President Trump officially sounded the alarm on Thursday over North Korea while telling Reuters that a “major, major conflict” could happen in response to dictator Kim Jong-Un’s nuclear obsession. Then on Friday morning, Secretary of State Rex Tillerson spoke to the United Nations about the “catastrophic” nature of the situation. Tiillerson says that all options are on the table, but he’d prefer to enact “painful” sanctions against the regime. And now — out of the blue — Ohio Governor John Kasich (a “moderate” Republican) has weighed in with what can only be considered a drastic measure in dealing with North Korea.
Cleveland.com reports that Kasich spoke at a breakfast meeting (which was sponsored by Christian Science Monitor), and we’re definitely seeing a glimpse of how the former presidential candidate would prefer to deal with the situation. Kasich argued against a war, which would potentially lead to a great loss of life, and he believes there’s a quicker way to deal with this:
“North Korean top leadership has to go, and there are ways in which that can be achieved … it seems to me that … we have capability of doing things like that, and that’s what I’m talking about when it comes to capitation of the top leadership of that country.”
Naturally, a reporter inquired whether Kasich was talking about assassination or maybe an executive order to overthrow the regime, and Kasich declined to answer the question. He only said that the Trump should “eradicate” the top North Korean leaders:
“I don’t know the technicality of this. But if I were president and I had the sense, that’s what I think the right policy is. Now if I have to write something on a piece of paper and stick in in the safe, fine. But I’m saying to you that the best way to solve this problem is to eradicate the leadership.“

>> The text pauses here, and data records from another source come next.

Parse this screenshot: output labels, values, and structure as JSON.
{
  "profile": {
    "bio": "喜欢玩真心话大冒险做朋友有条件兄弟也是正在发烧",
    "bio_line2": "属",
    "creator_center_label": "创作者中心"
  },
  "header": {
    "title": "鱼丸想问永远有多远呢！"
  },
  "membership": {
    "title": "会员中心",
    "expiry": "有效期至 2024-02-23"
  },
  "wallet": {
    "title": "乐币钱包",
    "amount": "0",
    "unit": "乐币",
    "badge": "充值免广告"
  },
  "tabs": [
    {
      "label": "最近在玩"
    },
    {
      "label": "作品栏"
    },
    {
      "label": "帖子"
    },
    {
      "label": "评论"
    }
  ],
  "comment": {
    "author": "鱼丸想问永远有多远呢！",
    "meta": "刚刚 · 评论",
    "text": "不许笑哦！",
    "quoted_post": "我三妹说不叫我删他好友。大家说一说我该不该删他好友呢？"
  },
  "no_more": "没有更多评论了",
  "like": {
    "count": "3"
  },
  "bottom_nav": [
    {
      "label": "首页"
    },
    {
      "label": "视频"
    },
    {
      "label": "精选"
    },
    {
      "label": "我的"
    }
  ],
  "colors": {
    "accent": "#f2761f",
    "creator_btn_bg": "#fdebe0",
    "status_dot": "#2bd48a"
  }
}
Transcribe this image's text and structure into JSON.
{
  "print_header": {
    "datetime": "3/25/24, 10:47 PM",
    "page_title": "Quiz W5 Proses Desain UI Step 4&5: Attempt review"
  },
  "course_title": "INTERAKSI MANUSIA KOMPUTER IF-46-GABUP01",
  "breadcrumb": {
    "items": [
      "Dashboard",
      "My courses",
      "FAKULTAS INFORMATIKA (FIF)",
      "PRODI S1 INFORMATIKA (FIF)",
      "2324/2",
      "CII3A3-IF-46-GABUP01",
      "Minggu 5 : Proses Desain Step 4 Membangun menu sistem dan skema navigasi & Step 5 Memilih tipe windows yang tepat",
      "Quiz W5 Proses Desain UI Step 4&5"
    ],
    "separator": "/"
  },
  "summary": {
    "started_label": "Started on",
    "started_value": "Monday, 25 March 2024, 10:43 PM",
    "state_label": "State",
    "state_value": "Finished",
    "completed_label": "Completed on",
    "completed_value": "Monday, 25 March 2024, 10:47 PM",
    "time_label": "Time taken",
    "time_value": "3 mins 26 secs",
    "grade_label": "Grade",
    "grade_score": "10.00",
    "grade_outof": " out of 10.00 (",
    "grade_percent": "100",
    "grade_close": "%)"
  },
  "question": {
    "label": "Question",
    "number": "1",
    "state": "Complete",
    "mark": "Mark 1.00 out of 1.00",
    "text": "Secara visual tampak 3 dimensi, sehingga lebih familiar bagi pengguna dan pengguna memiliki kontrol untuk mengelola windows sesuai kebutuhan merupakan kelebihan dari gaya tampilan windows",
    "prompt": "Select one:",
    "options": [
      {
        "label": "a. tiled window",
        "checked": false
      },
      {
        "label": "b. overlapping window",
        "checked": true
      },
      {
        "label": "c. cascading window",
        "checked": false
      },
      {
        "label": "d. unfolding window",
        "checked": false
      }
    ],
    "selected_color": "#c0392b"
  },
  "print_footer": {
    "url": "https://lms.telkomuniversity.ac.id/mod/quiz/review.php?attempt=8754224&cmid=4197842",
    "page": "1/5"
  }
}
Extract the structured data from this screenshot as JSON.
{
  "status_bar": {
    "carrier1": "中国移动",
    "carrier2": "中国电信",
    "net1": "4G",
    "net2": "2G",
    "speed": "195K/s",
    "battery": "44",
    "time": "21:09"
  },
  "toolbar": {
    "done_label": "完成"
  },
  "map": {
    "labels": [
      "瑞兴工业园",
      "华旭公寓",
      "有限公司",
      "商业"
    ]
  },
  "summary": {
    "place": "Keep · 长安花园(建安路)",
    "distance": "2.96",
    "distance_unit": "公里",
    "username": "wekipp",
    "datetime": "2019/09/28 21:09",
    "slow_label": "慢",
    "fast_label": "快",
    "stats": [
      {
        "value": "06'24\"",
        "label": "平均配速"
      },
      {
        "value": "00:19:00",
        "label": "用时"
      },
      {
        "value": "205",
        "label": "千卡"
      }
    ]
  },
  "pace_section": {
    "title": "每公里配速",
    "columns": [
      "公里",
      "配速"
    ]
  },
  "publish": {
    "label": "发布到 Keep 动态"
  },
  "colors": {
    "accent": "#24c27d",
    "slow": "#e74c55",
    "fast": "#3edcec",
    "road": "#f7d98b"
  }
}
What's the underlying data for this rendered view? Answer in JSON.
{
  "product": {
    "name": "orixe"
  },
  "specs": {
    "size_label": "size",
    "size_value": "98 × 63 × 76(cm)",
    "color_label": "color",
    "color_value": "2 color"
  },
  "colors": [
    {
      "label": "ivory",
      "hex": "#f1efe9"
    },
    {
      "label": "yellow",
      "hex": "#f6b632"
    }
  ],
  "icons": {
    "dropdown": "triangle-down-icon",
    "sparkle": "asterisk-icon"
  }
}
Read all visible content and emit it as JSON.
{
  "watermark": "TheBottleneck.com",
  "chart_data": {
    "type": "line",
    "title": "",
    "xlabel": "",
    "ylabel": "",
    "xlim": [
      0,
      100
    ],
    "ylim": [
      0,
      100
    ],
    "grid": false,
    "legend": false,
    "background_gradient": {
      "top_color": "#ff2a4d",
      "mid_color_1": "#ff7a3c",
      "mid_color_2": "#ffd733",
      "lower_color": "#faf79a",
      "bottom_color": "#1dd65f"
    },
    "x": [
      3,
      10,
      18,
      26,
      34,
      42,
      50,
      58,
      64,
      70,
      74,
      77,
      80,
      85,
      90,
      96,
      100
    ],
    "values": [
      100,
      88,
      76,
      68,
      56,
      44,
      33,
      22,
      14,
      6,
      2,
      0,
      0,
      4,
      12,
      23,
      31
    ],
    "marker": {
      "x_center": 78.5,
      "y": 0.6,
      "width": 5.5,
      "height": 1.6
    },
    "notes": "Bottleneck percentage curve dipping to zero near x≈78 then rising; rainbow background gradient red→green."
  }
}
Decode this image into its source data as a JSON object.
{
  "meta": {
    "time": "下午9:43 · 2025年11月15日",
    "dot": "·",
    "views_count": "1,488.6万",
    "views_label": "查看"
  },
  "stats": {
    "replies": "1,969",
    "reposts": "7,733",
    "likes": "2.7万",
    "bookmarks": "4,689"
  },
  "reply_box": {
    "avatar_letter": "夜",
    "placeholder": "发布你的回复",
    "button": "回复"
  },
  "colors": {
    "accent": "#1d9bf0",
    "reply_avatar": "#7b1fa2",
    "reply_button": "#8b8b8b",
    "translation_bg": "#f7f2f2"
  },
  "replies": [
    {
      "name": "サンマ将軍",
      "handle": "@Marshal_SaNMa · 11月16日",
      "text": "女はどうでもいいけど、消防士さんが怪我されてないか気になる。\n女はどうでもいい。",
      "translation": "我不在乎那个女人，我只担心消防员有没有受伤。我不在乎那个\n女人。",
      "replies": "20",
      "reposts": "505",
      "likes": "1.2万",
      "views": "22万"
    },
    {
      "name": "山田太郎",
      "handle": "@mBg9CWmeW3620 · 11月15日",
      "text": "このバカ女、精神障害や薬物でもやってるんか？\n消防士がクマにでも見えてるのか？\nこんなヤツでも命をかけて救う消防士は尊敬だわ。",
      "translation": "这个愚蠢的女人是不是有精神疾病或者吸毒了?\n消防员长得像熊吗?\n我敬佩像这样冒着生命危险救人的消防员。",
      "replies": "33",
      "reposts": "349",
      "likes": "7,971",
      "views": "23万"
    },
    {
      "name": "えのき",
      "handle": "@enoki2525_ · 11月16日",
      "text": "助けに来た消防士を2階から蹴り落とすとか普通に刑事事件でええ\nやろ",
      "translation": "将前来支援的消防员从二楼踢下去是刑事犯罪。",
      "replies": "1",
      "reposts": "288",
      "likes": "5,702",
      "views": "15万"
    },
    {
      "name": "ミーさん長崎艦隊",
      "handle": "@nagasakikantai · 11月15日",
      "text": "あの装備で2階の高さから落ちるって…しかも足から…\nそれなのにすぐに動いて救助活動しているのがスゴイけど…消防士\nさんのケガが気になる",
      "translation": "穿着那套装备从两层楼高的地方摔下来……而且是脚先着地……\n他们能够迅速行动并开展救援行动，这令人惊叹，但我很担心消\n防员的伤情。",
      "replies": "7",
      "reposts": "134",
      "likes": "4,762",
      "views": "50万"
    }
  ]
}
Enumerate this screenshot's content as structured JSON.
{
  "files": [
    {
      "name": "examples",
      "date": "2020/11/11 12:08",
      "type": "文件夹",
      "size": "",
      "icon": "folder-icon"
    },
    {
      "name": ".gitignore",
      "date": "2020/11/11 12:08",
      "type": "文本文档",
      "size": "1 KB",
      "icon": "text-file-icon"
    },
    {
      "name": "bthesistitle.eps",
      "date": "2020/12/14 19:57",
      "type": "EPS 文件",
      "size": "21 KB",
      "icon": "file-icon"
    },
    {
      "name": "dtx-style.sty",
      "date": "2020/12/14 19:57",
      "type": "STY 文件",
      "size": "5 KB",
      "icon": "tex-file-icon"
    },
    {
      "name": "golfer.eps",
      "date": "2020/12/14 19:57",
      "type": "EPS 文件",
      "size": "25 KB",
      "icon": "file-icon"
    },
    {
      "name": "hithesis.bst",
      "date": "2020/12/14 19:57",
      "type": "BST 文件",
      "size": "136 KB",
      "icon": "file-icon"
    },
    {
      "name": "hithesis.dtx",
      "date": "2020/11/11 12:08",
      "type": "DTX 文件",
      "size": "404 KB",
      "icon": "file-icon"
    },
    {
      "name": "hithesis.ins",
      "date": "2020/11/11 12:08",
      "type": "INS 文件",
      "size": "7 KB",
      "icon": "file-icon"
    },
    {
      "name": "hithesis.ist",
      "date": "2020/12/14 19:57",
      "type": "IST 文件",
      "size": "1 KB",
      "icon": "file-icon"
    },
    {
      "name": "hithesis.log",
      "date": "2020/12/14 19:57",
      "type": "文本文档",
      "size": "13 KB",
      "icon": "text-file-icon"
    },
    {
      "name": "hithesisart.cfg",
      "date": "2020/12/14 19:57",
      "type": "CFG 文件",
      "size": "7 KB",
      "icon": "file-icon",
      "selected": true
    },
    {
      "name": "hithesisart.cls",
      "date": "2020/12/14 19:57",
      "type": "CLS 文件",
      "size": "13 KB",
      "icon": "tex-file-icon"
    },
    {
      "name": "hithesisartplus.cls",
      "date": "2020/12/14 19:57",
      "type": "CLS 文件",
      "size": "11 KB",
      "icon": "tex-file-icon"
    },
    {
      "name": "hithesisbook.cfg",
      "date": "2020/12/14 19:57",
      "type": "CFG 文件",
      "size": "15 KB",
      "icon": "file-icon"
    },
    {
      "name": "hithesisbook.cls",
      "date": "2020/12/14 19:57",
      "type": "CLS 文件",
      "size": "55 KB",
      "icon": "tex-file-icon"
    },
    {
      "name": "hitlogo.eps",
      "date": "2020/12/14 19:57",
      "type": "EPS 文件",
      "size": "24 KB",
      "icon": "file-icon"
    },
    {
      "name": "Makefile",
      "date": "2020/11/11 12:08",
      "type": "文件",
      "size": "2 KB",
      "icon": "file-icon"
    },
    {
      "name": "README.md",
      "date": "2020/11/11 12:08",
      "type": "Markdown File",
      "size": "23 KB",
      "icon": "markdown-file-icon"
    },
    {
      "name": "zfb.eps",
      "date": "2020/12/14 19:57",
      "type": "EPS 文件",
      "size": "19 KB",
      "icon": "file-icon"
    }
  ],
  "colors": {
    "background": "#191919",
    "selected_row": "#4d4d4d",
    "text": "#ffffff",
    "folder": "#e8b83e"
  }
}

Kasich wouldn’t elaborate on what he truly means, other than he hopes that Kim Jong-Un would be succeeded by “benign leadership.” It’s worth mentioning that Kasich served for 18 years on the U.S. House Armed Services Committee and believes that it’s “not beyond our capability” to install new leadership in North Korea. Whatever he’s talking about … you be the judge.